• Exercise: Copy all of the records exactly.

Element data from apps and pages:
-------------------------

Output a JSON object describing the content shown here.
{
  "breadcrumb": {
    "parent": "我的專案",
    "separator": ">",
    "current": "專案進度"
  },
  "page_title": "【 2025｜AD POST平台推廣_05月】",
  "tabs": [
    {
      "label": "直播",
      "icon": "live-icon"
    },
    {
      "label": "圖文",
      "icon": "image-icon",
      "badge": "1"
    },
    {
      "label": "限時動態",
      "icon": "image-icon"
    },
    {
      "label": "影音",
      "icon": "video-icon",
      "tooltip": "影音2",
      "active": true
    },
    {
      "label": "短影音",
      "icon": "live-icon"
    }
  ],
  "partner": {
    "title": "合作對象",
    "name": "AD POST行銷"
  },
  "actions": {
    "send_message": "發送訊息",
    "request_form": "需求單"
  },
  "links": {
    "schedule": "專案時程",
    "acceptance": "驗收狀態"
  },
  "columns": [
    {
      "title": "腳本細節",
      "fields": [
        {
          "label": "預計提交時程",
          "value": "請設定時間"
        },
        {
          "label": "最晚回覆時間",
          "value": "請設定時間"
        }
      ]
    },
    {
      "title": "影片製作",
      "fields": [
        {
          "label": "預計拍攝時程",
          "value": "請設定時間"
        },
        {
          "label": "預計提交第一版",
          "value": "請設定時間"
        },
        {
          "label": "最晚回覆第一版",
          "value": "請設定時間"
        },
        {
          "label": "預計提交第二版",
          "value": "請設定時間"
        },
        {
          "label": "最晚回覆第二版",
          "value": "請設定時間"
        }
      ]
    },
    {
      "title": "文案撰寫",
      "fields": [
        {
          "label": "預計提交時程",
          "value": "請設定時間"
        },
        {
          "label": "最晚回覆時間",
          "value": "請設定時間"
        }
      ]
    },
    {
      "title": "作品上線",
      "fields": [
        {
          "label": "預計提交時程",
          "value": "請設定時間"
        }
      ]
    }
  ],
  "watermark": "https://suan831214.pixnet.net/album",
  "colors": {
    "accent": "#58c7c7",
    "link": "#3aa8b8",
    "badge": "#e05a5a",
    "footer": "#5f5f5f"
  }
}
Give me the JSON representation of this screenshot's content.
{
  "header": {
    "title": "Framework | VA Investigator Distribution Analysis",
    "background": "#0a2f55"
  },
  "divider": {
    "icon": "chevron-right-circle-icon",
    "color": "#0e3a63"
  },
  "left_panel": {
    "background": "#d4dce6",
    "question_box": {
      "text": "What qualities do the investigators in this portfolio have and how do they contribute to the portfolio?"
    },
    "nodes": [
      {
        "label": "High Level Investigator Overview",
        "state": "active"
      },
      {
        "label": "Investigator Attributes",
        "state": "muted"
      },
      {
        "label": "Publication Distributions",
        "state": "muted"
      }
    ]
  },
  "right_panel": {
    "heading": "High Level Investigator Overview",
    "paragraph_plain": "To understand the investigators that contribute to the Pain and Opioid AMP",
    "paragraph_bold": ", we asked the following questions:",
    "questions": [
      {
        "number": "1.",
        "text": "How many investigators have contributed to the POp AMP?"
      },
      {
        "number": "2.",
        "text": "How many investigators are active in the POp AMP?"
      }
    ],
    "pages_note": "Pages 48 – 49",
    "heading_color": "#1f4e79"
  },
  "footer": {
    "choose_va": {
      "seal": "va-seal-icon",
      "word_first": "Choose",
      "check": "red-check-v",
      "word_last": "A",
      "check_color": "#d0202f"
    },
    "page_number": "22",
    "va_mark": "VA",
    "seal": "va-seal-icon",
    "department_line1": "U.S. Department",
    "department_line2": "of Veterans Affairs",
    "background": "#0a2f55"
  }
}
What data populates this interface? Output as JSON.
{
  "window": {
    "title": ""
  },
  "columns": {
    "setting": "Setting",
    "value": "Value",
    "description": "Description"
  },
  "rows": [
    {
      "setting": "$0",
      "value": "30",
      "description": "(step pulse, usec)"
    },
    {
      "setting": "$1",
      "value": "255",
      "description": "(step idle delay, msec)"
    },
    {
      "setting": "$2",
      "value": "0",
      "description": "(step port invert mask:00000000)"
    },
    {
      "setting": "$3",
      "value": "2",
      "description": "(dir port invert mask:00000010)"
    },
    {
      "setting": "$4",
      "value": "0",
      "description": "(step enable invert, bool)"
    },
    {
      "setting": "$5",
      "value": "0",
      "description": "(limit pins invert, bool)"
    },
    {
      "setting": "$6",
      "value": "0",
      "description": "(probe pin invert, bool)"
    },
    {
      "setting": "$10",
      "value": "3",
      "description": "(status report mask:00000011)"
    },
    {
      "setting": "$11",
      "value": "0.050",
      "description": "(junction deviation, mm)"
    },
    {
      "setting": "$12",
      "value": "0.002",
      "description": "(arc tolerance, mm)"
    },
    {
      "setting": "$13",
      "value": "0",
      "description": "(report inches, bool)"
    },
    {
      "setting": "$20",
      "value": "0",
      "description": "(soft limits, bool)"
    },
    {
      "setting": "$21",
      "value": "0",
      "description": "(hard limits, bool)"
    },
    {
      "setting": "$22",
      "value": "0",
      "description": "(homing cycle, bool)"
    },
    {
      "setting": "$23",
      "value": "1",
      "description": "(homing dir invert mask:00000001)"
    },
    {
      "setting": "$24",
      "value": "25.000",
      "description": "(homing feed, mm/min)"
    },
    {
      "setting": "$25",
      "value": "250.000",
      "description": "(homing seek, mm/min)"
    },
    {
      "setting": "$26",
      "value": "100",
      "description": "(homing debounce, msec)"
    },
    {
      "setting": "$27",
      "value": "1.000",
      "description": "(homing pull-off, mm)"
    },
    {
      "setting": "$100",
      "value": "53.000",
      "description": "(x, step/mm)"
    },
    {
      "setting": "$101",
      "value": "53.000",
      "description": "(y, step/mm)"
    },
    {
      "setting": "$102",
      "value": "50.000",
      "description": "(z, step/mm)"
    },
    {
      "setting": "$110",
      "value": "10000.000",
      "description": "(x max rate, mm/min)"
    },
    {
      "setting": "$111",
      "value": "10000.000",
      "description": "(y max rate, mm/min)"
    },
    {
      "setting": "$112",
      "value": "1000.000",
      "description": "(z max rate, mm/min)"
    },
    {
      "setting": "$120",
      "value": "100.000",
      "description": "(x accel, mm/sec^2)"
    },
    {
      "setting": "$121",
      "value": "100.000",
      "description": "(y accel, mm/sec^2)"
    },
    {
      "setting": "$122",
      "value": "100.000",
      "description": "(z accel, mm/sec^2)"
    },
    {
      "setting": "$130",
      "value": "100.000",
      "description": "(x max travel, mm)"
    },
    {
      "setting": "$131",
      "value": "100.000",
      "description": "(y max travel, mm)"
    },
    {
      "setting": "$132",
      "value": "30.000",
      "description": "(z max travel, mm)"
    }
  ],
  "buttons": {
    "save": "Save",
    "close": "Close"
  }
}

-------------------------

• Expected answer:
Output a JSON object describing the content shown here.
{
  "breadcrumb": {
    "parent": "我的專案",
    "separator": ">",
    "current": "專案進度"
  },
  "page_title": "【 2025｜AD POST平台推廣_05月】",
  "tabs": [
    {
      "label": "直播",
      "icon": "live-icon"
    },
    {
      "label": "圖文",
      "icon": "image-icon",
      "badge": "1"
    },
    {
      "label": "限時動態",
      "icon": "image-icon"
    },
    {
      "label": "影音",
      "icon": "video-icon",
      "tooltip": "影音2",
      "active": true
    },
    {
      "label": "短影音",
      "icon": "live-icon"
    }
  ],
  "partner": {
    "title": "合作對象",
    "name": "AD POST行銷"
  },
  "actions": {
    "send_message": "發送訊息",
    "request_form": "需求單"
  },
  "links": {
    "schedule": "專案時程",
    "acceptance": "驗收狀態"
  },
  "columns": [
    {
      "title": "腳本細節",
      "fields": [
        {
          "label": "預計提交時程",
          "value": "請設定時間"
        },
        {
          "label": "最晚回覆時間",
          "value": "請設定時間"
        }
      ]
    },
    {
      "title": "影片製作",
      "fields": [
        {
          "label": "預計拍攝時程",
          "value": "請設定時間"
        },
        {
          "label": "預計提交第一版",
          "value": "請設定時間"
        },
        {
          "label": "最晚回覆第一版",
          "value": "請設定時間"
        },
        {
          "label": "預計提交第二版",
          "value": "請設定時間"
        },
        {
          "label": "最晚回覆第二版",
          "value": "請設定時間"
        }
      ]
    },
    {
      "title": "文案撰寫",
      "fields": [
        {
          "label": "預計提交時程",
          "value": "請設定時間"
        },
        {
          "label": "最晚回覆時間",
          "value": "請設定時間"
        }
      ]
    },
    {
      "title": "作品上線",
      "fields": [
        {
          "label": "預計提交時程",
          "value": "請設定時間"
        }
      ]
    }
  ],
  "watermark": "https://suan831214.pixnet.net/album",
  "colors": {
    "accent": "#58c7c7",
    "link": "#3aa8b8",
    "badge": "#e05a5a",
    "footer": "#5f5f5f"
  }
}
Give me the JSON representation of this screenshot's content.
{
  "header": {
    "title": "Framework | VA Investigator Distribution Analysis",
    "background": "#0a2f55"
  },
  "divider": {
    "icon": "chevron-right-circle-icon",
    "color": "#0e3a63"
  },
  "left_panel": {
    "background": "#d4dce6",
    "question_box": {
      "text": "What qualities do the investigators in this portfolio have and how do they contribute to the portfolio?"
    },
    "nodes": [
      {
        "label": "High Level Investigator Overview",
        "state": "active"
      },
      {
        "label": "Investigator Attributes",
        "state": "muted"
      },
      {
        "label": "Publication Distributions",
        "state": "muted"
      }
    ]
  },
  "right_panel": {
    "heading": "High Level Investigator Overview",
    "paragraph_plain": "To understand the investigators that contribute to the Pain and Opioid AMP",
    "paragraph_bold": ", we asked the following questions:",
    "questions": [
      {
        "number": "1.",
        "text": "How many investigators have contributed to the POp AMP?"
      },
      {
        "number": "2.",
        "text": "How many investigators are active in the POp AMP?"
      }
    ],
    "pages_note": "Pages 48 – 49",
    "heading_color": "#1f4e79"
  },
  "footer": {
    "choose_va": {
      "seal": "va-seal-icon",
      "word_first": "Choose",
      "check": "red-check-v",
      "word_last": "A",
      "check_color": "#d0202f"
    },
    "page_number": "22",
    "va_mark": "VA",
    "seal": "va-seal-icon",
    "department_line1": "U.S. Department",
    "department_line2": "of Veterans Affairs",
    "background": "#0a2f55"
  }
}
What data populates this interface? Output as JSON.
{
  "window": {
    "title": ""
  },
  "columns": {
    "setting": "Setting",
    "value": "Value",
    "description": "Description"
  },
  "rows": [
    {
      "setting": "$0",
      "value": "30",
      "description": "(step pulse, usec)"
    },
    {
      "setting": "$1",
      "value": "255",
      "description": "(step idle delay, msec)"
    },
    {
      "setting": "$2",
      "value": "0",
      "description": "(step port invert mask:00000000)"
    },
    {
      "setting": "$3",
      "value": "2",
      "description": "(dir port invert mask:00000010)"
    },
    {
      "setting": "$4",
      "value": "0",
      "description": "(step enable invert, bool)"
    },
    {
      "setting": "$5",
      "value": "0",
      "description": "(limit pins invert, bool)"
    },
    {
      "setting": "$6",
      "value": "0",
      "description": "(probe pin invert, bool)"
    },
    {
      "setting": "$10",
      "value": "3",
      "description": "(status report mask:00000011)"
    },
    {
      "setting": "$11",
      "value": "0.050",
      "description": "(junction deviation, mm)"
    },
    {
      "setting": "$12",
      "value": "0.002",
      "description": "(arc tolerance, mm)"
    },
    {
      "setting": "$13",
      "value": "0",
      "description": "(report inches, bool)"
    },
    {
      "setting": "$20",
      "value": "0",
      "description": "(soft limits, bool)"
    },
    {
      "setting": "$21",
      "value": "0",
      "description": "(hard limits, bool)"
    },
    {
      "setting": "$22",
      "value": "0",
      "description": "(homing cycle, bool)"
    },
    {
      "setting": "$23",
      "value": "1",
      "description": "(homing dir invert mask:00000001)"
    },
    {
      "setting": "$24",
      "value": "25.000",
      "description": "(homing feed, mm/min)"
    },
    {
      "setting": "$25",
      "value": "250.000",
      "description": "(homing seek, mm/min)"
    },
    {
      "setting": "$26",
      "value": "100",
      "description": "(homing debounce, msec)"
    },
    {
      "setting": "$27",
      "value": "1.000",
      "description": "(homing pull-off, mm)"
    },
    {
      "setting": "$100",
      "value": "53.000",
      "description": "(x, step/mm)"
    },
    {
      "setting": "$101",
      "value": "53.000",
      "description": "(y, step/mm)"
    },
    {
      "setting": "$102",
      "value": "50.000",
      "description": "(z, step/mm)"
    },
    {
      "setting": "$110",
      "value": "10000.000",
      "description": "(x max rate, mm/min)"
    },
    {
      "setting": "$111",
      "value": "10000.000",
      "description": "(y max rate, mm/min)"
    },
    {
      "setting": "$112",
      "value": "1000.000",
      "description": "(z max rate, mm/min)"
    },
    {
      "setting": "$120",
      "value": "100.000",
      "description": "(x accel, mm/sec^2)"
    },
    {
      "setting": "$121",
      "value": "100.000",
      "description": "(y accel, mm/sec^2)"
    },
    {
      "setting": "$122",
      "value": "100.000",
      "description": "(z accel, mm/sec^2)"
    },
    {
      "setting": "$130",
      "value": "100.000",
      "description": "(x max travel, mm)"
    },
    {
      "setting": "$131",
      "value": "100.000",
      "description": "(y max travel, mm)"
    },
    {
      "setting": "$132",
      "value": "30.000",
      "description": "(z max travel, mm)"
    }
  ],
  "buttons": {
    "save": "Save",
    "close": "Close"
  }
}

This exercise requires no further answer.